ASSIGNMENT — Output all entries verbatim. Skip pictures.

PROVIDED DATA —
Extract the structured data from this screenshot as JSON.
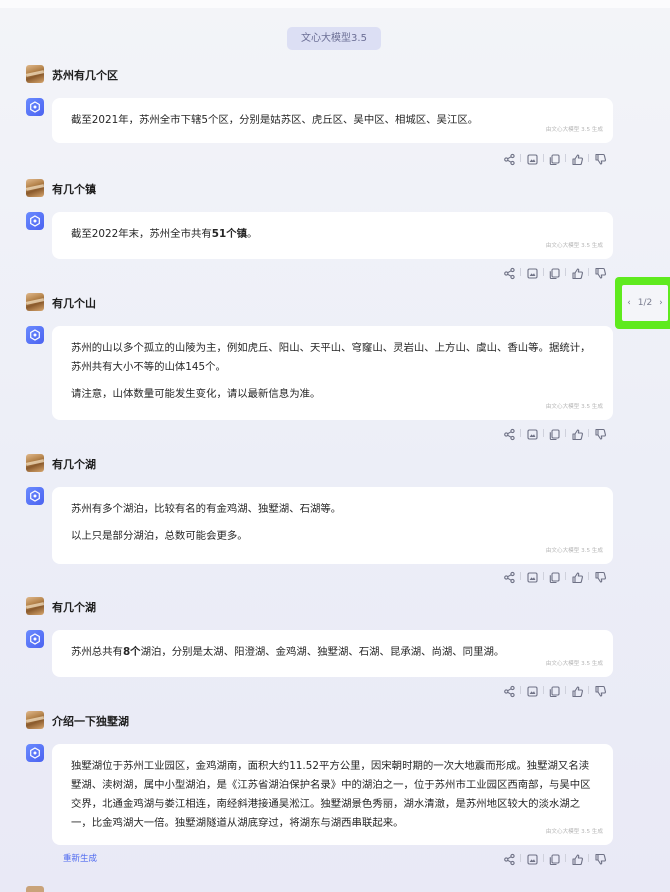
{
  "model_badge": "文心大模型3.5",
  "generated_mark": "由文心大模型 3.5 生成",
  "regenerate_label": "重新生成",
  "pager": {
    "label": "1/2",
    "prev": "‹",
    "next": "›"
  },
  "conversation": [
    {
      "question": "苏州有几个区",
      "answer": [
        [
          "截至2021年，苏州全市下辖5个区，分别是姑苏区、虎丘区、吴中区、相城区、吴江区。"
        ]
      ]
    },
    {
      "question": "有几个镇",
      "answer": [
        [
          "截至2022年末，苏州全市共有",
          {
            "b": "51个镇"
          },
          "。"
        ]
      ]
    },
    {
      "question": "有几个山",
      "answer": [
        [
          "苏州的山以多个孤立的山陵为主，例如虎丘、阳山、天平山、穹窿山、灵岩山、上方山、虞山、香山等。据统计，苏州共有大小不等的山体145个。"
        ],
        [
          "请注意，山体数量可能发生变化，请以最新信息为准。"
        ]
      ]
    },
    {
      "question": "有几个湖",
      "answer": [
        [
          "苏州有多个湖泊，比较有名的有金鸡湖、独墅湖、石湖等。"
        ],
        [
          "以上只是部分湖泊，总数可能会更多。"
        ]
      ]
    },
    {
      "question": "有几个湖",
      "answer": [
        [
          "苏州总共有",
          {
            "b": "8个"
          },
          "湖泊，分别是太湖、阳澄湖、金鸡湖、独墅湖、石湖、昆承湖、尚湖、同里湖。"
        ]
      ]
    },
    {
      "question": "介绍一下独墅湖",
      "answer": [
        [
          "独墅湖位于苏州工业园区，金鸡湖南，面积大约11.52平方公里，因宋朝时期的一次大地震而形成。独墅湖又名渎墅湖、渎树湖，属中小型湖泊，是《江苏省湖泊保护名录》中的湖泊之一，位于苏州市工业园区西南部，与吴中区交界，北通金鸡湖与娄江相连，南经斜港接通吴淞江。独墅湖景色秀丽，湖水清澈，是苏州地区较大的淡水湖之一，比金鸡湖大一倍。独墅湖隧道从湖底穿过，将湖东与湖西串联起来。"
        ]
      ]
    }
  ],
  "action_icons": [
    "share-icon",
    "image-icon",
    "copy-icon",
    "thumbs-up-icon",
    "thumbs-down-icon"
  ]
}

THE ANSWER —
Extract the structured data from this screenshot as JSON.
{
  "model_badge": "文心大模型3.5",
  "generated_mark": "由文心大模型 3.5 生成",
  "regenerate_label": "重新生成",
  "pager": {
    "label": "1/2",
    "prev": "‹",
    "next": "›"
  },
  "conversation": [
    {
      "question": "苏州有几个区",
      "answer": [
        [
          "截至2021年，苏州全市下辖5个区，分别是姑苏区、虎丘区、吴中区、相城区、吴江区。"
        ]
      ]
    },
    {
      "question": "有几个镇",
      "answer": [
        [
          "截至2022年末，苏州全市共有",
          {
            "b": "51个镇"
          },
          "。"
        ]
      ]
    },
    {
      "question": "有几个山",
      "answer": [
        [
          "苏州的山以多个孤立的山陵为主，例如虎丘、阳山、天平山、穹窿山、灵岩山、上方山、虞山、香山等。据统计，苏州共有大小不等的山体145个。"
        ],
        [
          "请注意，山体数量可能发生变化，请以最新信息为准。"
        ]
      ]
    },
    {
      "question": "有几个湖",
      "answer": [
        [
          "苏州有多个湖泊，比较有名的有金鸡湖、独墅湖、石湖等。"
        ],
        [
          "以上只是部分湖泊，总数可能会更多。"
        ]
      ]
    },
    {
      "question": "有几个湖",
      "answer": [
        [
          "苏州总共有",
          {
            "b": "8个"
          },
          "湖泊，分别是太湖、阳澄湖、金鸡湖、独墅湖、石湖、昆承湖、尚湖、同里湖。"
        ]
      ]
    },
    {
      "question": "介绍一下独墅湖",
      "answer": [
        [
          "独墅湖位于苏州工业园区，金鸡湖南，面积大约11.52平方公里，因宋朝时期的一次大地震而形成。独墅湖又名渎墅湖、渎树湖，属中小型湖泊，是《江苏省湖泊保护名录》中的湖泊之一，位于苏州市工业园区西南部，与吴中区交界，北通金鸡湖与娄江相连，南经斜港接通吴淞江。独墅湖景色秀丽，湖水清澈，是苏州地区较大的淡水湖之一，比金鸡湖大一倍。独墅湖隧道从湖底穿过，将湖东与湖西串联起来。"
        ]
      ]
    }
  ],
  "action_icons": [
    "share-icon",
    "image-icon",
    "copy-icon",
    "thumbs-up-icon",
    "thumbs-down-icon"
  ]
}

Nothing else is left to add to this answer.